━━━ Records to use ━━━

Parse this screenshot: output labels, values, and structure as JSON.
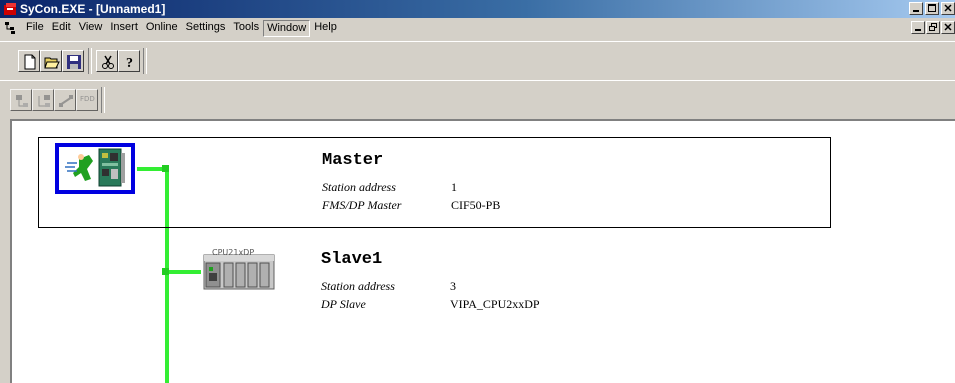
{
  "window": {
    "title": "SyCon.EXE - [Unnamed1]"
  },
  "menu": [
    {
      "label": "File",
      "active": false
    },
    {
      "label": "Edit",
      "active": false
    },
    {
      "label": "View",
      "active": false
    },
    {
      "label": "Insert",
      "active": false
    },
    {
      "label": "Online",
      "active": false
    },
    {
      "label": "Settings",
      "active": false
    },
    {
      "label": "Tools",
      "active": false
    },
    {
      "label": "Window",
      "active": true
    },
    {
      "label": "Help",
      "active": false
    }
  ],
  "toolbar": {
    "buttons": [
      "new-icon",
      "open-icon",
      "save-icon",
      "cut-icon",
      "help-icon"
    ],
    "second_row": [
      "insert-master-icon",
      "insert-slave-icon",
      "connect-icon",
      "fdd-icon"
    ],
    "fdd_label": "FDD"
  },
  "master": {
    "title": "Master",
    "station_address_label": "Station address",
    "station_address_value": "1",
    "type_label": "FMS/DP Master",
    "type_value": "CIF50-PB"
  },
  "slave": {
    "title": "Slave1",
    "icon_label": "CPU21xDP",
    "station_address_label": "Station address",
    "station_address_value": "3",
    "type_label": "DP Slave",
    "type_value": "VIPA_CPU2xxDP"
  },
  "colors": {
    "bus": "#33ee33",
    "selection": "#0000e0"
  }
}
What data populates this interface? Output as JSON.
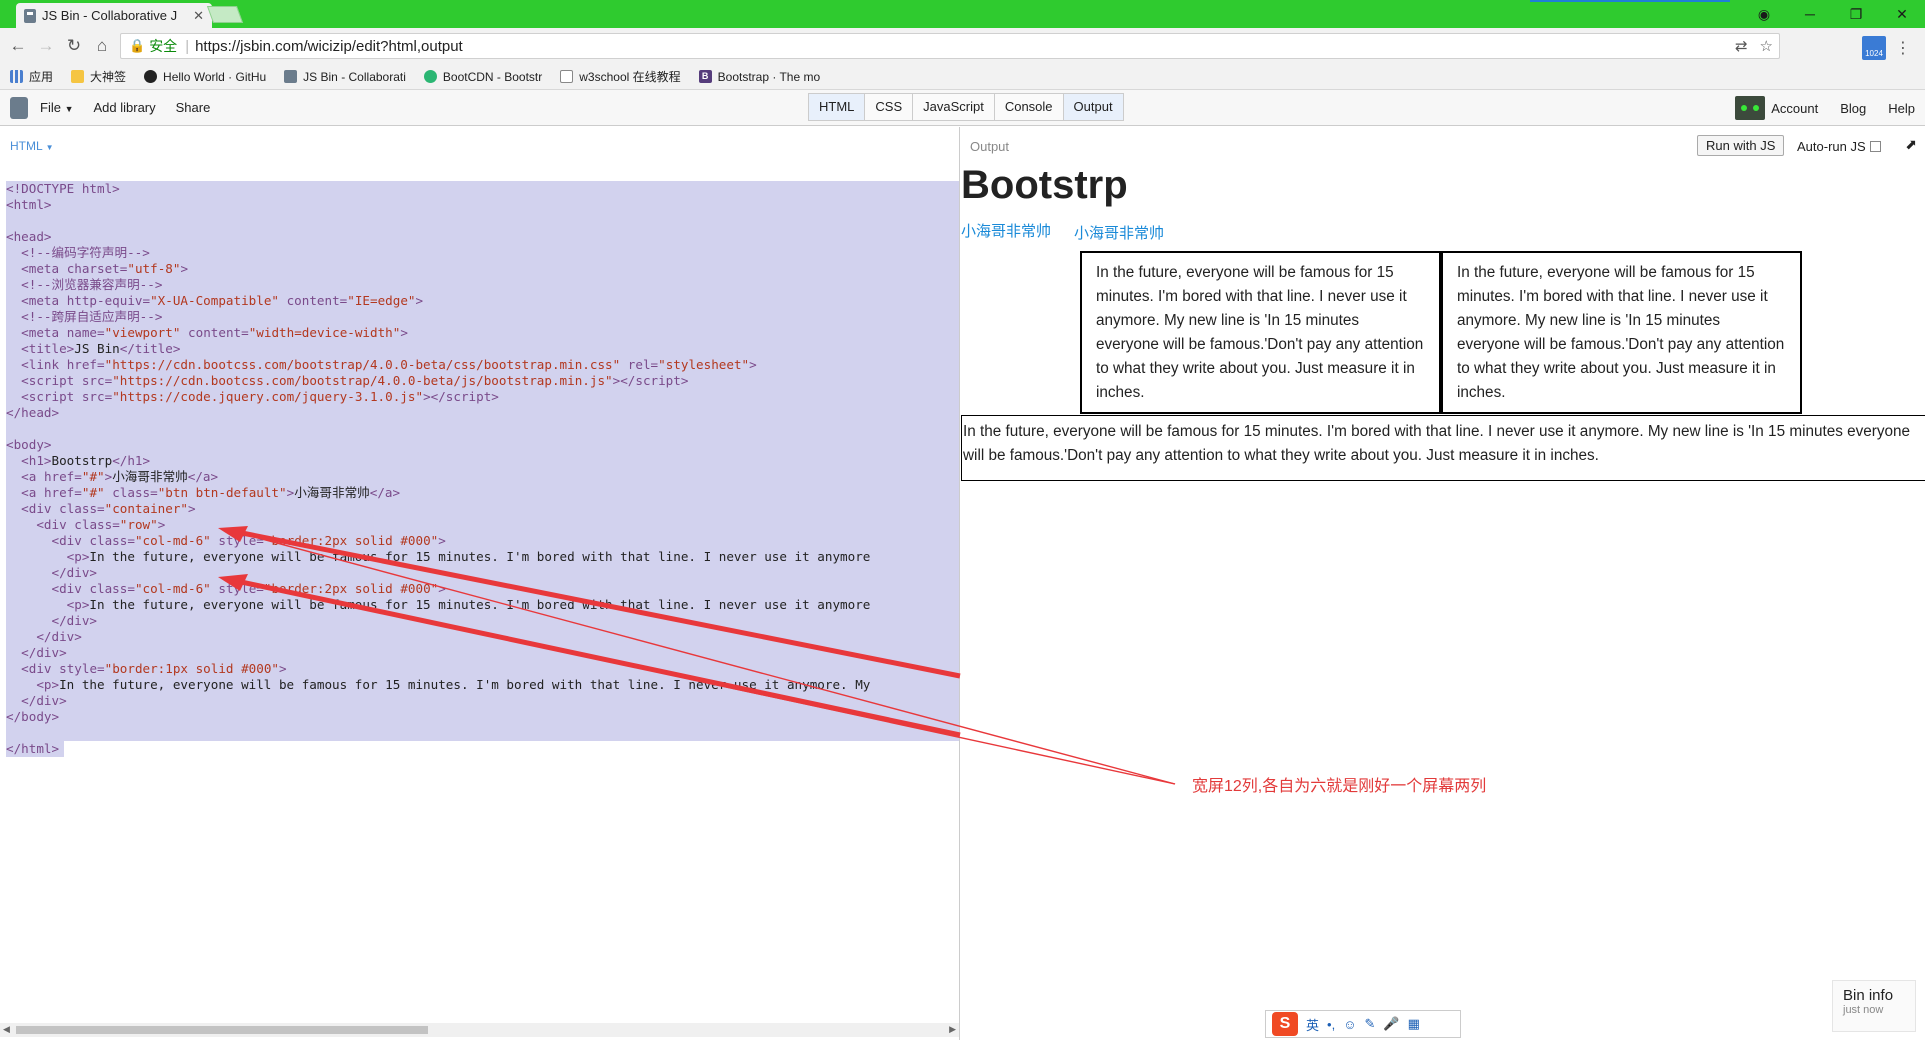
{
  "browser": {
    "tab_title": "JS Bin - Collaborative J",
    "tab_close": "✕",
    "secure_label": "安全",
    "url": "https://jsbin.com/wicizip/edit?html,output",
    "ext_badge": "1024",
    "bookmarks": [
      "应用",
      "大神签",
      "Hello World · GitHu",
      "JS Bin - Collaborati",
      "BootCDN - Bootstr",
      "w3school 在线教程",
      "Bootstrap · The mo"
    ]
  },
  "jsbin": {
    "menu": [
      "File",
      "Add library",
      "Share"
    ],
    "panels": [
      "HTML",
      "CSS",
      "JavaScript",
      "Console",
      "Output"
    ],
    "right": [
      "Account",
      "Blog",
      "Help"
    ],
    "editor_label": "HTML",
    "output_label": "Output",
    "run_button": "Run with JS",
    "autorun_label": "Auto-run JS"
  },
  "output": {
    "h1": "Bootstrp",
    "link1": "小海哥非常帅",
    "link2": "小海哥非常帅",
    "paragraph": "In the future, everyone will be famous for 15 minutes. I'm bored with that line. I never use it anymore. My new line is 'In 15 minutes everyone will be famous.'Don't pay any attention to what they write about you. Just measure it in inches."
  },
  "annotation": {
    "text": "宽屏12列,各自为六就是刚好一个屏幕两列",
    "color": "#e23a3a"
  },
  "ime": {
    "lang": "英"
  },
  "bininfo": {
    "title": "Bin info",
    "sub": "just now"
  }
}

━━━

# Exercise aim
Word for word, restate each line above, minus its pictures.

# Solved problem
Parse this screenshot: output labels, values, and structure as JSON.
{
  "window": {
    "title": "SyCon.EXE - [Unnamed1]"
  },
  "menu": [
    {
      "label": "File",
      "active": false
    },
    {
      "label": "Edit",
      "active": false
    },
    {
      "label": "View",
      "active": false
    },
    {
      "label": "Insert",
      "active": false
    },
    {
      "label": "Online",
      "active": false
    },
    {
      "label": "Settings",
      "active": false
    },
    {
      "label": "Tools",
      "active": false
    },
    {
      "label": "Window",
      "active": true
    },
    {
      "label": "Help",
      "active": false
    }
  ],
  "toolbar": {
    "buttons": [
      "new-icon",
      "open-icon",
      "save-icon",
      "cut-icon",
      "help-icon"
    ],
    "second_row": [
      "insert-master-icon",
      "insert-slave-icon",
      "connect-icon",
      "fdd-icon"
    ],
    "fdd_label": "FDD"
  },
  "master": {
    "title": "Master",
    "station_address_label": "Station address",
    "station_address_value": "1",
    "type_label": "FMS/DP Master",
    "type_value": "CIF50-PB"
  },
  "slave": {
    "title": "Slave1",
    "icon_label": "CPU21xDP",
    "station_address_label": "Station address",
    "station_address_value": "3",
    "type_label": "DP Slave",
    "type_value": "VIPA_CPU2xxDP"
  },
  "colors": {
    "bus": "#33ee33",
    "selection": "#0000e0"
  }
}
What data populates this interface? Output as JSON.
{
  "browser": {
    "tab_title": "JS Bin - Collaborative J",
    "tab_close": "✕",
    "secure_label": "安全",
    "url": "https://jsbin.com/wicizip/edit?html,output",
    "ext_badge": "1024",
    "bookmarks": [
      "应用",
      "大神签",
      "Hello World · GitHu",
      "JS Bin - Collaborati",
      "BootCDN - Bootstr",
      "w3school 在线教程",
      "Bootstrap · The mo"
    ]
  },
  "jsbin": {
    "menu": [
      "File",
      "Add library",
      "Share"
    ],
    "panels": [
      "HTML",
      "CSS",
      "JavaScript",
      "Console",
      "Output"
    ],
    "right": [
      "Account",
      "Blog",
      "Help"
    ],
    "editor_label": "HTML",
    "output_label": "Output",
    "run_button": "Run with JS",
    "autorun_label": "Auto-run JS"
  },
  "output": {
    "h1": "Bootstrp",
    "link1": "小海哥非常帅",
    "link2": "小海哥非常帅",
    "paragraph": "In the future, everyone will be famous for 15 minutes. I'm bored with that line. I never use it anymore. My new line is 'In 15 minutes everyone will be famous.'Don't pay any attention to what they write about you. Just measure it in inches."
  },
  "annotation": {
    "text": "宽屏12列,各自为六就是刚好一个屏幕两列",
    "color": "#e23a3a"
  },
  "ime": {
    "lang": "英"
  },
  "bininfo": {
    "title": "Bin info",
    "sub": "just now"
  }
}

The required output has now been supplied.